Problem description » The expected output is the full data, repeated exactly, without pictures.
——————————
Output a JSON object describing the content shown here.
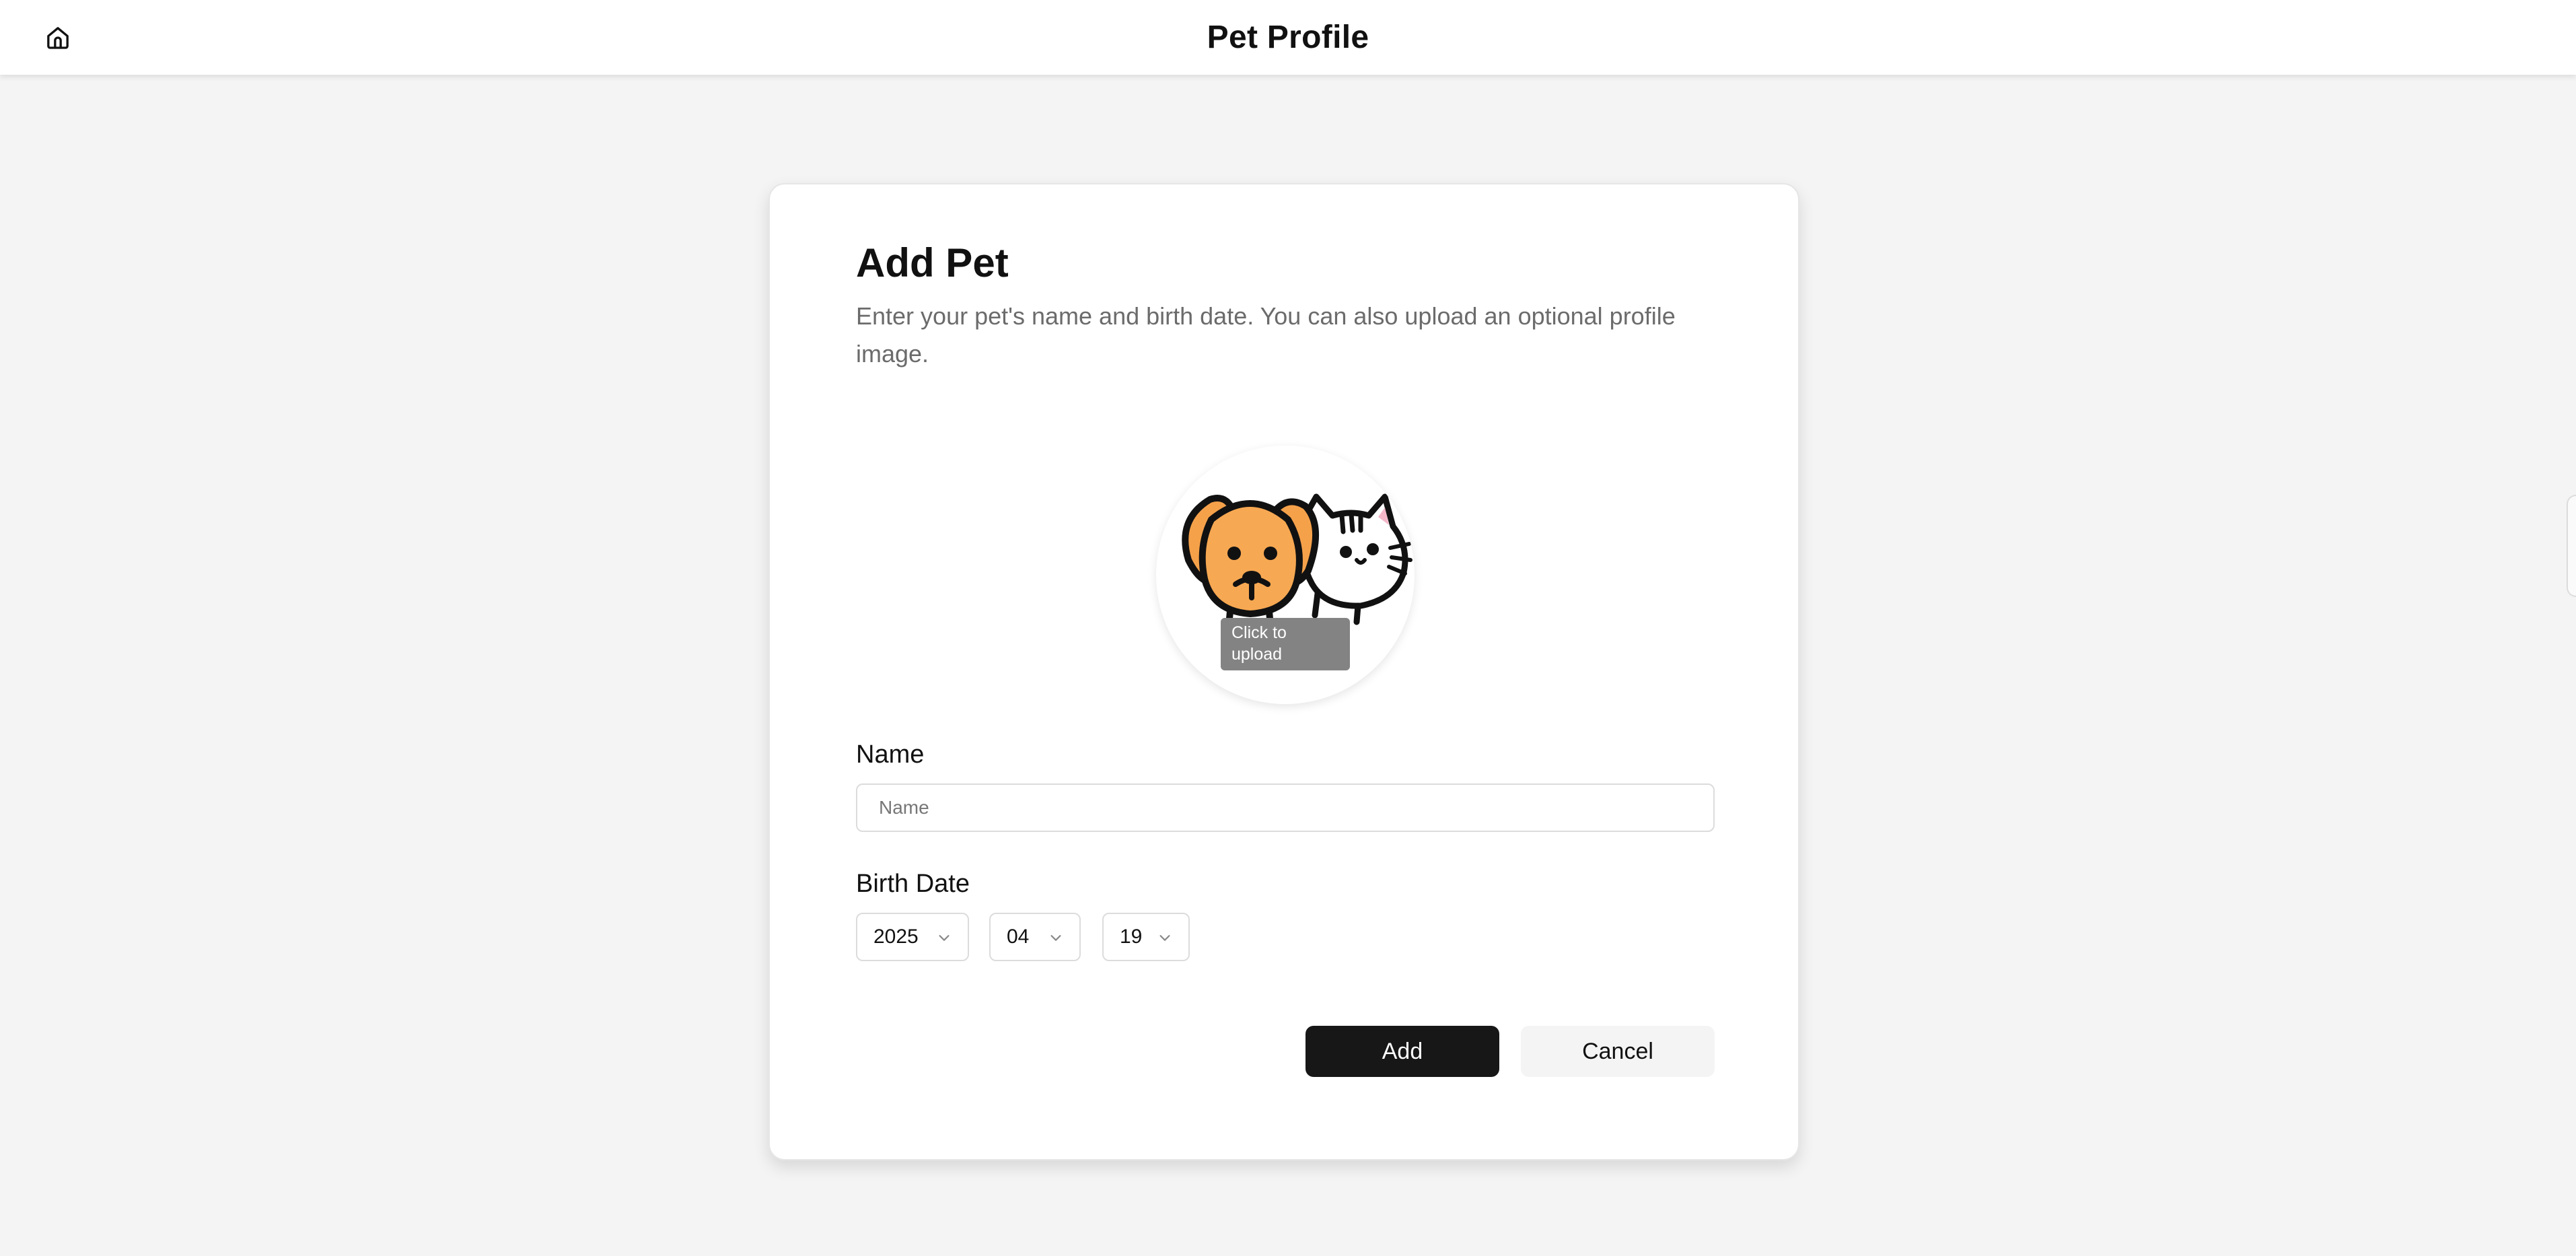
{
  "header": {
    "title": "Pet Profile",
    "home_icon": "home-icon"
  },
  "form": {
    "title": "Add Pet",
    "description": "Enter your pet's name and birth date. You can also upload an optional profile image.",
    "avatar": {
      "image": "dog-and-cat-illustration",
      "upload_hint": "Click to upload"
    },
    "name": {
      "label": "Name",
      "placeholder": "Name",
      "value": ""
    },
    "birth_date": {
      "label": "Birth Date",
      "year": "2025",
      "month": "04",
      "day": "19"
    },
    "add_label": "Add",
    "cancel_label": "Cancel"
  },
  "colors": {
    "primary_button": "#171717",
    "secondary_button": "#f4f4f4",
    "page_background": "#f4f4f4",
    "dog_fur": "#f5a14a"
  }
}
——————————
Your solution »
Output a JSON object describing the content shown here.
{
  "header": {
    "title": "Pet Profile",
    "home_icon": "home-icon"
  },
  "form": {
    "title": "Add Pet",
    "description": "Enter your pet's name and birth date. You can also upload an optional profile image.",
    "avatar": {
      "image": "dog-and-cat-illustration",
      "upload_hint": "Click to upload"
    },
    "name": {
      "label": "Name",
      "placeholder": "Name",
      "value": ""
    },
    "birth_date": {
      "label": "Birth Date",
      "year": "2025",
      "month": "04",
      "day": "19"
    },
    "add_label": "Add",
    "cancel_label": "Cancel"
  },
  "colors": {
    "primary_button": "#171717",
    "secondary_button": "#f4f4f4",
    "page_background": "#f4f4f4",
    "dog_fur": "#f5a14a"
  }
}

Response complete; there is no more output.